Obama, Romney Don’t Mention the War

America’s longest war doesn’t appear to play a role in the upcoming presidential election.

President Barack Obama on a campaign stop in Colorado Springs, August 9
President Barack Obama on a campaign stop in Colorado Springs, August 9 (Obama for America/Scout Tufankjian)

Early last week, the Republican presidential candidate Mitt Romney and his running mate Paul Ryan stepped on to the stage in the battleground state of New Hampshire to address supporters and persuade those undecided to back him in November. The scenery of the event was as typical as it gets in the heart of a heated presidential race: supporters clapped their hands and cheered while Romney criticized the incumbent, Barack Obama, for his poor economic record and lackluster leadership skills. But the entire campaign event seemed to change in an instant when an older men, presumably a veteran, asked a pointed and direct question about an issue neither candidate has talked about a lot during the campaign.

The voter wasn’t concerned about job growth nor Romney’s plans to reform health care for American seniors. Rather, it was about the bad news that has been coming out of Afghanistan during the past two months. Nearly a dozen American soldiers have recently been killed by their Afghan counterparts and countless more in a combination of roadside attacks with improved explosive devices, helicopter malfunctions and suicide bombings.

I want to know what you guys are going to do about Afghanistan. We’ve got those characters over there shooting our guys and our guys are coming home in body bags. So when you guys take over in Washington, what are you going to do about this damn mess in Afghanistan?

It is a question that both Romney and Ryan were perhaps surprised to get. In a way, their surprise was understandable. Neither the president nor Mitt Romney has discussed the Afghan war, now the longest in American history, in any concrete and detailed way since the beginning of the election season.

Part of the reason is undeniably a sense in the United States that the war is winding down. American and NATO forces are scheduled to withdraw by the end of 2014. Two thirds of the American electorate is tired of the war effort and would rather the conflict were wrapped up as soon as possible. With every American death or injury from a roadside bomb or “insider attack,” the ranks of those who still support the mission shrink further.

Both campaigns appear to have calculated that addressing an issue that is only going to cause them more trouble in the future is far from smart politics. Moreover, even as they criticize each other on national security, the president and Mitt Romney have roughly the same policy on the war. Both are holding to the 2014 withdrawal date.

However, domestic politics may only be one factor in the absence of any real debate about the war. The other is the notion that Afghanistan is still mired in a deadly cycle of violence and suffering from many of the same problems as it did when American involvement in the conflict began nearly twelve years ago.

Looking at Afghanistan today, it is difficult to see the positives. A growing number of Afghan soldiers and police officers, the very people who will be thrust into defending the country from the Taliban in two years’ time, are increasingly irritated at their American guests. Ten American soldiers have been killed by disgruntled Afghans in uniform, a problem that has become so concerning that America’s top military officer, General Martin E. Dempsey, visited the country to speak with his commanders about how to protect the troops against a similar wave.

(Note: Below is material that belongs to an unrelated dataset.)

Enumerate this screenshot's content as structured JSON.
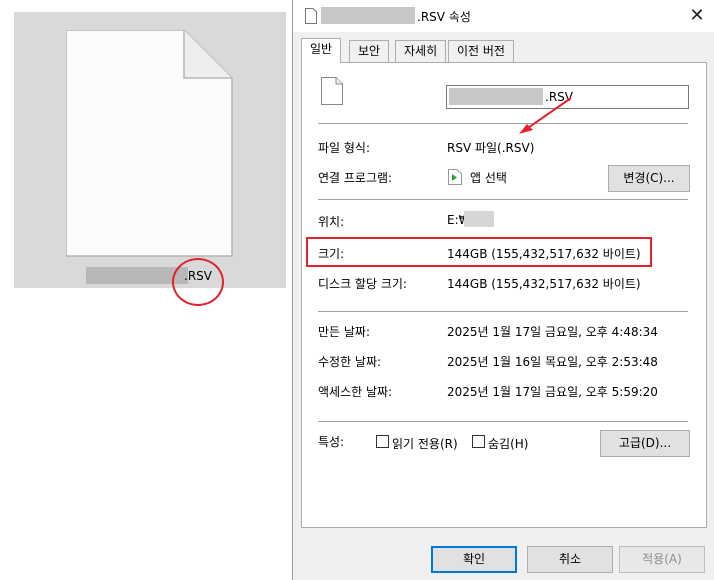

Afghans are dying at an alarming rate from attacks by insurgents who continue to use the most indiscriminate of tactics to kill their enemies. Afghanistan’s finance minister is under suspicion of corruption. The defense and interior ministers were just last week let go after a confidence vote was called in parliament.

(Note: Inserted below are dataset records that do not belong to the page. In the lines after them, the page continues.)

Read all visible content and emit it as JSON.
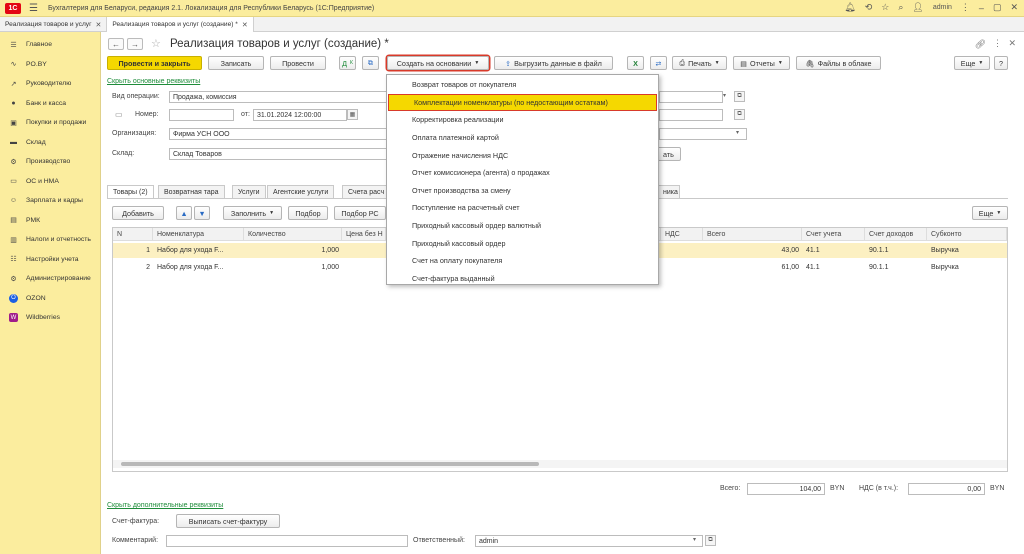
{
  "app": {
    "logo": "1С",
    "title": "Бухгалтерия для Беларуси, редакция 2.1. Локализация для Республики Беларусь   (1С:Предприятие)",
    "user": "admin",
    "accent": "#fbed9e",
    "primary_button_color": "#f5d800",
    "highlight_color": "#d83a2a"
  },
  "tabs": [
    {
      "label": "Реализация товаров и услуг",
      "active": false
    },
    {
      "label": "Реализация товаров и услуг (создание) *",
      "active": true
    }
  ],
  "sidebar": {
    "items": [
      {
        "label": "Главное",
        "icon": "menu-icon"
      },
      {
        "label": "PO.BY",
        "icon": "tilde-icon"
      },
      {
        "label": "Руководителю",
        "icon": "chart-icon"
      },
      {
        "label": "Банк и касса",
        "icon": "bank-icon"
      },
      {
        "label": "Покупки и продажи",
        "icon": "cart-icon"
      },
      {
        "label": "Склад",
        "icon": "warehouse-icon"
      },
      {
        "label": "Производство",
        "icon": "factory-icon"
      },
      {
        "label": "ОС и НМА",
        "icon": "assets-icon"
      },
      {
        "label": "Зарплата и кадры",
        "icon": "people-icon"
      },
      {
        "label": "РМК",
        "icon": "register-icon"
      },
      {
        "label": "Налоги и отчетность",
        "icon": "tax-icon"
      },
      {
        "label": "Настройки учета",
        "icon": "settings-icon"
      },
      {
        "label": "Администрирование",
        "icon": "gear-icon"
      },
      {
        "label": "OZON",
        "icon": "ozon-icon"
      },
      {
        "label": "Wildberries",
        "icon": "wildberries-icon"
      }
    ]
  },
  "document": {
    "title": "Реализация товаров и услуг (создание) *"
  },
  "toolbar": {
    "post_close": "Провести и закрыть",
    "save": "Записать",
    "post": "Провести",
    "create_based": "Создать на основании",
    "export": "Выгрузить данные в файл",
    "print": "Печать",
    "reports": "Отчеты",
    "cloud_files": "Файлы в облаке",
    "more": "Еще"
  },
  "form": {
    "hide_link": "Скрыть основные реквизиты",
    "operation_label": "Вид операции:",
    "operation_value": "Продажа, комиссия",
    "number_label": "Номер:",
    "number_value": "",
    "date_label": "от:",
    "date_value": "31.01.2024 12:00:00",
    "org_label": "Организация:",
    "org_value": "Фирма УСН ООО",
    "warehouse_label": "Склад:",
    "warehouse_value": "Склад Товаров",
    "hidden_button_tail": "ать"
  },
  "form_tabs": [
    {
      "label": "Товары (2)",
      "active": true
    },
    {
      "label": "Возвратная тара",
      "active": false
    },
    {
      "label": "Услуги",
      "active": false
    },
    {
      "label": "Агентские услуги",
      "active": false
    },
    {
      "label": "Счета расч",
      "active": false
    },
    {
      "label": "ника",
      "active": false
    }
  ],
  "grid_toolbar": {
    "add": "Добавить",
    "fill": "Заполнить",
    "select": "Подбор",
    "select_rs": "Подбор РС",
    "more": "Еще"
  },
  "grid": {
    "columns": [
      "N",
      "Номенклатура",
      "Количество",
      "Цена без Н",
      "НДС",
      "Всего",
      "Счет учета",
      "Счет доходов",
      "Субконто"
    ],
    "rows": [
      {
        "n": "1",
        "item": "Набор для ухода F...",
        "qty": "1,000",
        "total": "43,00",
        "account": "41.1",
        "income": "90.1.1",
        "subconto": "Выручка"
      },
      {
        "n": "2",
        "item": "Набор для ухода F...",
        "qty": "1,000",
        "total": "61,00",
        "account": "41.1",
        "income": "90.1.1",
        "subconto": "Выручка"
      }
    ]
  },
  "menu": {
    "items": [
      "Возврат товаров от покупателя",
      "Комплектации номенклатуры (по недостающим остаткам)",
      "Корректировка реализации",
      "Оплата платежной картой",
      "Отражение начисления НДС",
      "Отчет комиссионера (агента) о продажах",
      "Отчет производства за смену",
      "Поступление на расчетный счет",
      "Приходный кассовый ордер валютный",
      "Приходный кассовый ордер",
      "Счет на оплату покупателя",
      "Счет-фактура выданный"
    ],
    "highlighted_index": 1
  },
  "footer": {
    "total_label": "Всего:",
    "total_value": "104,00",
    "currency": "BYN",
    "vat_label": "НДС (в т.ч.):",
    "vat_value": "0,00",
    "vat_currency": "BYN",
    "extra_link": "Скрыть дополнительные реквизиты",
    "invoice_label": "Счет-фактура:",
    "invoice_button": "Выписать счет-фактуру",
    "comment_label": "Комментарий:",
    "comment_value": "",
    "responsible_label": "Ответственный:",
    "responsible_value": "admin"
  }
}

There is reason for optimism. More Afghan girls are going to school than at any time in the country’s modern history. The Afghan economy is benefiting from investment, both American and Chinese. The power of the legislature is starting to expand, which is a welcome development after years of being neutered or seen catering to President Hamid Karzai.

But neither side of the conflict is part of the political debate in the United States. In an election where a single gaffe could potentially alter the race, Obama and Romney are keen to stay away from a war that is now widely opposed at home.

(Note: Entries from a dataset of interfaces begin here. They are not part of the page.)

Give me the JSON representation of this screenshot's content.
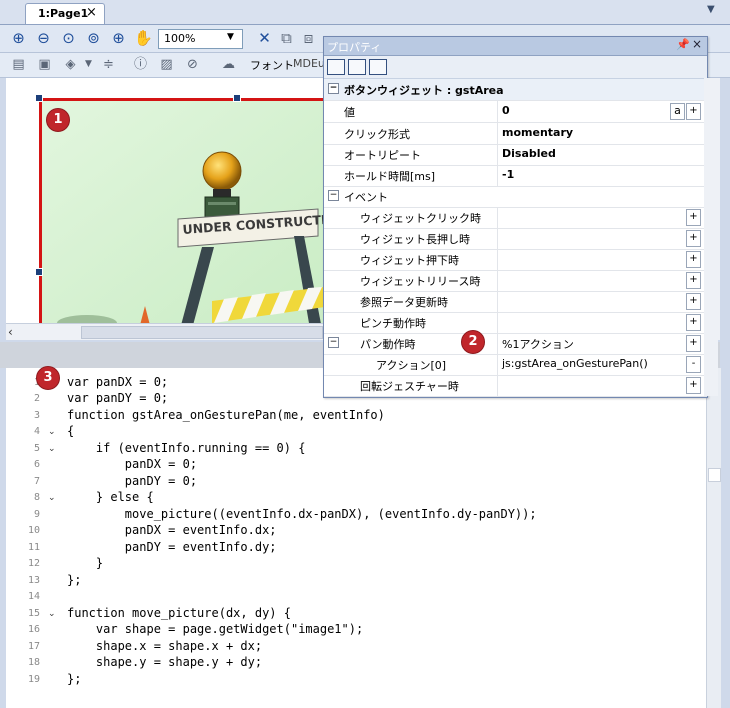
{
  "tab": {
    "label": "1:Page1",
    "close": "×"
  },
  "toolbar": {
    "zoom_value": "100%",
    "font_label": "フォント",
    "md_label": "MDEu"
  },
  "properties": {
    "title": "プロパティ",
    "pin": "ᵖ",
    "close": "×",
    "widget_header": "ボタンウィジェット : gstArea",
    "rows": [
      {
        "name": "値",
        "value": "0"
      },
      {
        "name": "クリック形式",
        "value": "momentary"
      },
      {
        "name": "オートリピート",
        "value": "Disabled"
      },
      {
        "name": "ホールド時間[ms]",
        "value": "-1"
      }
    ],
    "event_header": "イベント",
    "events": [
      {
        "name": "ウィジェットクリック時",
        "value": ""
      },
      {
        "name": "ウィジェット長押し時",
        "value": ""
      },
      {
        "name": "ウィジェット押下時",
        "value": ""
      },
      {
        "name": "ウィジェットリリース時",
        "value": ""
      },
      {
        "name": "参照データ更新時",
        "value": ""
      },
      {
        "name": "ピンチ動作時",
        "value": ""
      },
      {
        "name": "パン動作時",
        "value": "%1アクション"
      },
      {
        "name": "アクション[0]",
        "value": "js:gstArea_onGesturePan()"
      },
      {
        "name": "回転ジェスチャー時",
        "value": ""
      }
    ]
  },
  "canvas": {
    "image_text": "UNDER CONSTRUCTION"
  },
  "markers": [
    "1",
    "2",
    "3"
  ],
  "code": {
    "line_numbers": [
      "1",
      "2",
      "3",
      "4",
      "5",
      "6",
      "7",
      "8",
      "9",
      "10",
      "11",
      "12",
      "13",
      "14",
      "15",
      "16",
      "17",
      "18",
      "19"
    ],
    "lines": [
      "var panDX = 0;",
      "var panDY = 0;",
      "function gstArea_onGesturePan(me, eventInfo)",
      "{",
      "    if (eventInfo.running == 0) {",
      "        panDX = 0;",
      "        panDY = 0;",
      "    } else {",
      "        move_picture((eventInfo.dx-panDX), (eventInfo.dy-panDY));",
      "        panDX = eventInfo.dx;",
      "        panDY = eventInfo.dy;",
      "    }",
      "};",
      "",
      "function move_picture(dx, dy) {",
      "    var shape = page.getWidget(\"image1\");",
      "    shape.x = shape.x + dx;",
      "    shape.y = shape.y + dy;",
      "};"
    ]
  }
}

In the meantime, close to 70,000 troops will remain in the Central Asian country for another two years. The candidates don’t want to discuss it but the future of Afghanistan is nowhere near certain. Once foreign military forces pull out, the gains of the past twelve years will be sorely tested.